Graham McKerrow, HIV i-Base
Coronary artery bypass graft (CABG) is a feasible and safe procedure in HIV-positive patients, conclude Boccara and colleagues at the French Italian Study on Coronary artery disease in AIDS patients (FRISCA-2). There was no difference in immediate postoperative outcomes between HIV-positive and HIV-negative patients. However. long-term follow-up showed higher rates of major adverse cardiac events (MACE) was significantly higher in HIV-positive patients due to an increased rate of repeat revascularisation procedure (reCABG and percutaneous coronary intervention [PCI]).
From 1997 to 2003 inclusive, researchers compared 22 HIV-positive and 42 HIV-negative control patients matched for age and gender who underwent CABG. They compared baseline characteristics, immediate results and clinical outcome (MACE: death from any cause, myocardial infarction, re-intervention and/or PCI) at 34 months.
Cardiovascular risk factors were nearly identical in both groups with a higher rate of hypercholesterolaemia (96% versus 74%, p=0.045) and hypertriglyceridaemia (82% versus 45%, p=0.005) in HIV-positive patients. Obesity was more frequent in the control group (33% versus 0%, p=0.001).

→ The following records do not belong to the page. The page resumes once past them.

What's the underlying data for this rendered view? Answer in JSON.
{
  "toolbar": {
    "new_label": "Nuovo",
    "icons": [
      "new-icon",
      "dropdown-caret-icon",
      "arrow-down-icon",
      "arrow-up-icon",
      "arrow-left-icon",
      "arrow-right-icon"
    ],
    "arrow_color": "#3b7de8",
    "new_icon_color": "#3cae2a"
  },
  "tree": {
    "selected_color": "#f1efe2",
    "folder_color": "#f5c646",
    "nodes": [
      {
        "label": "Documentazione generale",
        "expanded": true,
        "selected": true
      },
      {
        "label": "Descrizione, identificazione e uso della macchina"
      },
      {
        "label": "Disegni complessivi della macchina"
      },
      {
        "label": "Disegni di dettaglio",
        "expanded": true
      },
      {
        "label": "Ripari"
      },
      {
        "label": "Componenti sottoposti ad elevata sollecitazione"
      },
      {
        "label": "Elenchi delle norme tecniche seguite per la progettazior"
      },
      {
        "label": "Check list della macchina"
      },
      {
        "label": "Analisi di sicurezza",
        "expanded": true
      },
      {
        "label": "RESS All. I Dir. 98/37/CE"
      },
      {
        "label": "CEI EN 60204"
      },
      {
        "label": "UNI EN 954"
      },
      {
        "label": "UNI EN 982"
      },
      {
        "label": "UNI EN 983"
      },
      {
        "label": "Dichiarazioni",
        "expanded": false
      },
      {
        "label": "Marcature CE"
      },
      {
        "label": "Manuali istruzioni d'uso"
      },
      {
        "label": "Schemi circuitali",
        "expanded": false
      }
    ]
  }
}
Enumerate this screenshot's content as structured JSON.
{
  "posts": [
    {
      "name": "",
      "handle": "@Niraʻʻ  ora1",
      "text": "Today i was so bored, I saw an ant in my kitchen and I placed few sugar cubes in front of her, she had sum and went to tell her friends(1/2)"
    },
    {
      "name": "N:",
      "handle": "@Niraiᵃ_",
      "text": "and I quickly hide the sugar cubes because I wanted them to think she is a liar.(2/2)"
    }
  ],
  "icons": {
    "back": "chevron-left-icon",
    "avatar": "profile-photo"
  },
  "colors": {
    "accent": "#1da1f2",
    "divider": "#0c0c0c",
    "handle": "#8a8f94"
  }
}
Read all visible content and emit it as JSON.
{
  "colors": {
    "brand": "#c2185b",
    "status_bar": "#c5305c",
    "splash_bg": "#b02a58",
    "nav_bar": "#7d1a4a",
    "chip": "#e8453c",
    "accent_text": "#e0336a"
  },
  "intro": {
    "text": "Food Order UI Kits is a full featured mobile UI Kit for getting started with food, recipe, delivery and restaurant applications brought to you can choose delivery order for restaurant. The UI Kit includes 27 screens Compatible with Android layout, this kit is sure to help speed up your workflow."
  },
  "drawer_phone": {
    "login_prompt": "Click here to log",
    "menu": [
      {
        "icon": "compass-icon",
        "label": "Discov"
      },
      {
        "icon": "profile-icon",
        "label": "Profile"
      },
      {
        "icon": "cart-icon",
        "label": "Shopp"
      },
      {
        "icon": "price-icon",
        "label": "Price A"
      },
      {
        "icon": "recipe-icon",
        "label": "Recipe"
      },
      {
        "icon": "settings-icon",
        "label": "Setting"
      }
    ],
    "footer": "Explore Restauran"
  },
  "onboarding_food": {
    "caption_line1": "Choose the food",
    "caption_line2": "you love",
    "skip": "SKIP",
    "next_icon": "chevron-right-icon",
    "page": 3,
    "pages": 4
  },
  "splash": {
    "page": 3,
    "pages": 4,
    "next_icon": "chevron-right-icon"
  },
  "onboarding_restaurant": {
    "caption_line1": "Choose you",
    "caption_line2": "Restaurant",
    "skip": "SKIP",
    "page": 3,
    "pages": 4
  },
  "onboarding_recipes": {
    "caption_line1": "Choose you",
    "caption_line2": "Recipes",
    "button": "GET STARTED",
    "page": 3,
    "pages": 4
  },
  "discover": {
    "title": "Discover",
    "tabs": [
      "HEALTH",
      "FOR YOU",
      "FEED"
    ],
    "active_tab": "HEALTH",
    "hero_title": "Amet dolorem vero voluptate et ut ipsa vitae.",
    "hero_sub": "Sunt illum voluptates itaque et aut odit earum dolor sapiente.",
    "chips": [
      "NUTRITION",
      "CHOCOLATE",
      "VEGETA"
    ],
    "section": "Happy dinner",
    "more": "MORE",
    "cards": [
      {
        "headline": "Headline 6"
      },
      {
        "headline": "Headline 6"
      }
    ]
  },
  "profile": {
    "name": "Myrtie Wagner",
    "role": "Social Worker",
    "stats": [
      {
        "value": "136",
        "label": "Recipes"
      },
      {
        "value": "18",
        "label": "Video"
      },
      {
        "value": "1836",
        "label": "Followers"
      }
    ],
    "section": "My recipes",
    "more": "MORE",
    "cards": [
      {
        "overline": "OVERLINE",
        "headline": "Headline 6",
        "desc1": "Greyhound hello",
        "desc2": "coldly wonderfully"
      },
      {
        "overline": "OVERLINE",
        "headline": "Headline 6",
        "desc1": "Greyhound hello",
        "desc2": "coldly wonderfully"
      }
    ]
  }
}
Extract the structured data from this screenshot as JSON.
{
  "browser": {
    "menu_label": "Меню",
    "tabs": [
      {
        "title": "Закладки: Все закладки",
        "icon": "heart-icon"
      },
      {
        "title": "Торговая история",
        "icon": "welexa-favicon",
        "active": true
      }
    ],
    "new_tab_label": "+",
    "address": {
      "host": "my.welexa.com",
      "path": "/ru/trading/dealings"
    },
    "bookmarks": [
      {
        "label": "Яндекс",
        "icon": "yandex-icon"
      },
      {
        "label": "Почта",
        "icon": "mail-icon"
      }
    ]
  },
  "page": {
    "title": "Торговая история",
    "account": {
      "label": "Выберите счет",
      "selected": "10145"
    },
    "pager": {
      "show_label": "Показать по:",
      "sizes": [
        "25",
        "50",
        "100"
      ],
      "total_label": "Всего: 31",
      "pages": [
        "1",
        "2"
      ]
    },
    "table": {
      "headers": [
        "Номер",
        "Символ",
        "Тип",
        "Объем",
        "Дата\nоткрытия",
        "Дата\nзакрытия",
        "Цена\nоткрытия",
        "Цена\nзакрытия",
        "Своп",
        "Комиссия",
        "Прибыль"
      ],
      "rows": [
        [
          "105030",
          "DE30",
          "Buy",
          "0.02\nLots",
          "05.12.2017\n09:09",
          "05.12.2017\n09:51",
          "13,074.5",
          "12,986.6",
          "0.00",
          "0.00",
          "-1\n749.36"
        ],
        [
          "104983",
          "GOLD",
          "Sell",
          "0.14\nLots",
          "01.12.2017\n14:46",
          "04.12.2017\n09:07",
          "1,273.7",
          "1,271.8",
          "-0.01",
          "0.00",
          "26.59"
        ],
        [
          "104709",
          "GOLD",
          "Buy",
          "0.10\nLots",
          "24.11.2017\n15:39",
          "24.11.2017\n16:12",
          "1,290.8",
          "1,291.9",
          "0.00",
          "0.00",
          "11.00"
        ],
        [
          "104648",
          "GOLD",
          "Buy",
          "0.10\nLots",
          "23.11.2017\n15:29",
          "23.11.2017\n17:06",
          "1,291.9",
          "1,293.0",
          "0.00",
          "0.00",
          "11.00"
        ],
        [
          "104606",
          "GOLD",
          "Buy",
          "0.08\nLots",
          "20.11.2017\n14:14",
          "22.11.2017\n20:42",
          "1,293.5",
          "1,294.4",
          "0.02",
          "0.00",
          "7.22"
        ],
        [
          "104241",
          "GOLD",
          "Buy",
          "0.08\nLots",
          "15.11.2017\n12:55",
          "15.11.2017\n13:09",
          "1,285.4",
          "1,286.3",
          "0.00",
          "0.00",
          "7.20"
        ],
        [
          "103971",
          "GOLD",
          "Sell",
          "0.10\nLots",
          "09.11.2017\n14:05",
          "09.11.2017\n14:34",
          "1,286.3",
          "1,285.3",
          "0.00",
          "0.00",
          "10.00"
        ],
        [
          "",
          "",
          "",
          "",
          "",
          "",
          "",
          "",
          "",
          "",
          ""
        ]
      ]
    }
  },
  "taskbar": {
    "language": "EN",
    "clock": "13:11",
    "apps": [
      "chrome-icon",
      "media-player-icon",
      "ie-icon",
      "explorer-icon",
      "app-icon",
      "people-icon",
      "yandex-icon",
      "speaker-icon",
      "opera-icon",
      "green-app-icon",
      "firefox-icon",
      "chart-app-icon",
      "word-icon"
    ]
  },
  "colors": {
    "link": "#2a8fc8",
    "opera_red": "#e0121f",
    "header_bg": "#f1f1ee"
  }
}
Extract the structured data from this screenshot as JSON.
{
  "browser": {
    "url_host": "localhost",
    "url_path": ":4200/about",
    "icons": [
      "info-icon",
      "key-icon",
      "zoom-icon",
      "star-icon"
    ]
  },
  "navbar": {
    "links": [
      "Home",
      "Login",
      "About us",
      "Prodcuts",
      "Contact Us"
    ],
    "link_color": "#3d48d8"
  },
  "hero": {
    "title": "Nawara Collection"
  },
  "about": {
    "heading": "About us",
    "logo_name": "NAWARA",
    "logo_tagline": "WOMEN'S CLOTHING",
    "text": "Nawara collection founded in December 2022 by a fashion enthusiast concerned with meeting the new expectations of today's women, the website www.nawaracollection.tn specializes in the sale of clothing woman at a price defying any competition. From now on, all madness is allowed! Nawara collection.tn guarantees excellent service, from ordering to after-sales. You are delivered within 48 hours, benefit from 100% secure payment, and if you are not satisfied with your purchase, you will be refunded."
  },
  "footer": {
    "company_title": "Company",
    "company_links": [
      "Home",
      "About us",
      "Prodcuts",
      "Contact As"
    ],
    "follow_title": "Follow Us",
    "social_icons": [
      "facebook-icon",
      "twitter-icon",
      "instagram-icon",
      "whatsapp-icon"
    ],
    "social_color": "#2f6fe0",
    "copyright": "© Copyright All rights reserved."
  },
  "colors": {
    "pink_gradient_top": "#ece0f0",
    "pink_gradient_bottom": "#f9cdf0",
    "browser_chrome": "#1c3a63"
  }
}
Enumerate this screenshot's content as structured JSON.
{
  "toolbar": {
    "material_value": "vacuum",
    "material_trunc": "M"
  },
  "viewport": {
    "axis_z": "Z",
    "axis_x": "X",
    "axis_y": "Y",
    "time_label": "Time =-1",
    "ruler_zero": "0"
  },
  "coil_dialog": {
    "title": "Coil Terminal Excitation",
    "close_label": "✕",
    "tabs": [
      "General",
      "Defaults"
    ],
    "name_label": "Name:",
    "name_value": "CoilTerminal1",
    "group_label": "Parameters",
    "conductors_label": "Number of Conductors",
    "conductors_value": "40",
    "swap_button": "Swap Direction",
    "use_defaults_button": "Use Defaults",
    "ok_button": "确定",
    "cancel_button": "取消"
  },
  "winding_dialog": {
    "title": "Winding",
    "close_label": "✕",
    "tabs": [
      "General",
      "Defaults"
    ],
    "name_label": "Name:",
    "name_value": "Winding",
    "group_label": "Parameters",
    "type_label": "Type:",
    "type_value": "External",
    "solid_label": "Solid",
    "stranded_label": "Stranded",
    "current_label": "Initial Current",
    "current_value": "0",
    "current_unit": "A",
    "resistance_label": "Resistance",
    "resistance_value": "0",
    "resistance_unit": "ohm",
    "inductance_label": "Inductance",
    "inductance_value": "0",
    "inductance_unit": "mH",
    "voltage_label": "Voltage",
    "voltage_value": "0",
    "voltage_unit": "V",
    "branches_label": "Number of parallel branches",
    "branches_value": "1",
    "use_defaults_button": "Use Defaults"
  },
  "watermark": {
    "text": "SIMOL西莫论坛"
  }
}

In the HIV-positive group, mean CD4 count was lower post-operation compared to beforehand (427 +/- 162 vs 503 +/-200 cells/mm3) but this was without clinical significance in the follow-up. Coronary multivessel disease (> 2 vessel disease) was present in nearly all patients (96% HIV-positive and 93% HIV-negative). Left Ventricular Ejection Fraction and mean number of grafts were also similar in the 2 groups (55%+/-10 versus 50%+/-14, respectively.
After one month, the rate of post-operative death, MI, stroke, mediastinitis, and re-intervention was identical in both groups. However, at 34 +/-20 months follow-up, rate of occurrence of first MACE was higher in HIV-positive group. The only predictor of MACE at follow-up was HIV infection itself with a hazard ratio of 6.3 (95%CI 2.2-17.9, p=0.001).
Boccara F, Cohen A, Odi G et al. Coronary artery bypass graft in HIV-infected patients. A multicentre case control study. 6th Lipodystrophy Workshop (6th IWADRLH), Washington. Abstract 115. Antiviral Therapy 2004; 9:L65.